-- Opening Marker --

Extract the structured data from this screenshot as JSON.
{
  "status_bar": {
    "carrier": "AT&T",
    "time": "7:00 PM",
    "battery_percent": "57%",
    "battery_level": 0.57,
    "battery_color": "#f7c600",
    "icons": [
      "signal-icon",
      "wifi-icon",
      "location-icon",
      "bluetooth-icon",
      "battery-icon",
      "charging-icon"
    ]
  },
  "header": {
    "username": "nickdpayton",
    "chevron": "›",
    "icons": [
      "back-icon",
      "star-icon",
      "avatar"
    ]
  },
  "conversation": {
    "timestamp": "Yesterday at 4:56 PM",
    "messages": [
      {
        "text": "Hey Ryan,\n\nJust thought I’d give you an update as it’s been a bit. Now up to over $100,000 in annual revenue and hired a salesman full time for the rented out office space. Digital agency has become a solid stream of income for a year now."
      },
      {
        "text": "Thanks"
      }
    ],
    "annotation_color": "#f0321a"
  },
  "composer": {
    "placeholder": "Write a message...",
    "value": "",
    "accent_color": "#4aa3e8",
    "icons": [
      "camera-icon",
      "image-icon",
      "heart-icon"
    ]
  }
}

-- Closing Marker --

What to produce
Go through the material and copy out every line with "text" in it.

Answer section
        "text": "Hey Ryan,\n\nJust thought I’d give you an update as it’s been a bit. Now up to over $100,000 in annual revenue and hired a salesman full time for the rented out office space. Digital agency has become a solid stream of income for a year now."
        "text": "Thanks"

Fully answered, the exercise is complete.